Oxy Arts, the community-based arts hub of Occidental College, will launch the opening season for its newly opened space on York Boulevard with Breaking Bread in L.A., a three-month exploration of how food offers the possibility of cross-cultural connections in our cosmopolitan metropolis.
In keeping with Oxy Art’s interdisciplinary philosophy, Breaking Bread programming will include a group exhibition, performances, film, lectures, panel discussions and, of course, food. A September 12 opening exhibition reception at the Oxy Arts Building, 4757 York Boulevard in Highland Park, will kick things off with food tastings from long-time Highland Park eateries and global music tunes by Dublab.

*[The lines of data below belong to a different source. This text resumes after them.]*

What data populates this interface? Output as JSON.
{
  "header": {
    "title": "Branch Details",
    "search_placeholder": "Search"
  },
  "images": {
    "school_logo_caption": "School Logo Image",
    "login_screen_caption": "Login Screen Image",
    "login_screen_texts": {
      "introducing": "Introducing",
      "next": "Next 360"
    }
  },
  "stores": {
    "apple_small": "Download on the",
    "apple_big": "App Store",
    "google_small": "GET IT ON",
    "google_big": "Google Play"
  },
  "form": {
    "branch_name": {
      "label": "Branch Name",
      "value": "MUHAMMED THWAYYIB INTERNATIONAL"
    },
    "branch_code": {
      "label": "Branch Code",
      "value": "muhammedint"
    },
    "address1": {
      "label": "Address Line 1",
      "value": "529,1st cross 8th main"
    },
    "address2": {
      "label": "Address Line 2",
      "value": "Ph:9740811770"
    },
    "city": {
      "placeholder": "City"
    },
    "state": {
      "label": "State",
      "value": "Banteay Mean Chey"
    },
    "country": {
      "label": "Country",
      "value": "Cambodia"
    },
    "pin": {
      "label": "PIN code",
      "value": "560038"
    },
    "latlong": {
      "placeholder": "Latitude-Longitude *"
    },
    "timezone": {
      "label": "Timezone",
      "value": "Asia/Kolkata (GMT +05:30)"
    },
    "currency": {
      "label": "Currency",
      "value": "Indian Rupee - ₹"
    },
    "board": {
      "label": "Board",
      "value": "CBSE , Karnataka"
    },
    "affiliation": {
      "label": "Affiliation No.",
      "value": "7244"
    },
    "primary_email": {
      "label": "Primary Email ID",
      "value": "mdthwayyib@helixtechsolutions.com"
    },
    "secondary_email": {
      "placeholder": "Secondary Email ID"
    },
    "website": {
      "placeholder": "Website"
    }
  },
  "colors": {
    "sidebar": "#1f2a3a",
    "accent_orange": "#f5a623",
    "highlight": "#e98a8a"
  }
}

The season is scheduled to run through November 24. All programming is free and open to the public.
While Breaking Bread showcases multiple artists in multiple art forms, the idea behind it is a simple one: “In a time of deep social divisions, to find a sense of belonging and connection through the unique legacies and culinary traditions of our multicultural communities,” says Meldia Yesayan, Oxy Arts director.
Exhibiting Artists include Carmen Argote, Susu Attar, April Banks, Marisa J. Futernick, iris yirei hu, Phung Huynh, Jessica Rath and Akemi Ki, and The Echo Park Film Center.
Among the highlights of the series:
"Broken Bread" KCET Screening and Panel Discussion with Roy Choi and guests (September 25), featuring a screening of Access, an episode of the KCET Original series Broken Bread, followed by a panel discussion about food equity in Los Angeles with Chef Roy Choi, Süprmarkt’s Olympia Auset and KCET executive producer Juan Devis.
Miry’s New Arrival Supper Club (September 28), featuring traditional Syrian food prepared by the Trad family. The Trads are among the Syrian refugees who have been helped by Miry’s List, the Eagle Rock-based nonprofit that helps refugee family resettle in Los Angeles. More than 350 families from countries including Syria, Afghanistan, Iran and Iraq have been helped by the organization since its founding in 2016. (Registration required.)
The Art of Food Writing (October 9) features Los Angeles Times food writers Jenn Harris, Alice Short and Lucas Kwan Peterson in conversation with Times’ arts and culture reporter Carolina Miranda and Bob Sipchen, a former senior editor for the Times and an adjunct associate professor of writing and rhetoric at Occidental.
GO HOME: Where the Heart Is. Feed My Heart. Free My Hate (October 26-27). Performance artist Jasmine Orpilla, together with an ensemble of musicians, physically marks the symbolism of specific Filipino foods, minerals, materials and weaponry which “touch” upon and “feed” renowned anti-colonial warriors, activists and revolutionaries of the Philippines’ past.
Firmly Rooted: Chili Peppers and POC Cuisines (November 12): Follow the history of the chili pepper from Meso and South American origins to its immersion in global culinary culture. A conversation and tasting led by food-based collective Across Our Kitchen Tables.
Dining in Diaspora: Tracing the Legacy of Armenian Food in America (November 24), an exploration by journalist Liana Aghajanian of the politics, history, travels and identity of the food of Armenians, refugees from war, genocide and atrocity. For more than a century, food has been the closest thing that encapsulates the feeling of being rooted for the Armenian immigrants.
Full details about Breaking Bread in L.A. can be found here.
Oxy Arts is the community-based arts hub of Occidental College, a public space that brings together the campus community, the Northeast Los Angeles community and local and regional artists in a socially conscious dialogue. The Oxy Arts building at the corner of York and Armadale Avenue, just one block from the Occidental campus, opened in May.
Summer programming included Compass Rose, an exhibition and collaboration between Oxy Arts, the Institute for the Study of Los Angeles, and Highland Park artist Debra Scacco, and a summer arts residency of L.A.’s historic Bob Baker Marionette Theater with free weekly puppet shows followed by workshops for children, teens and adults.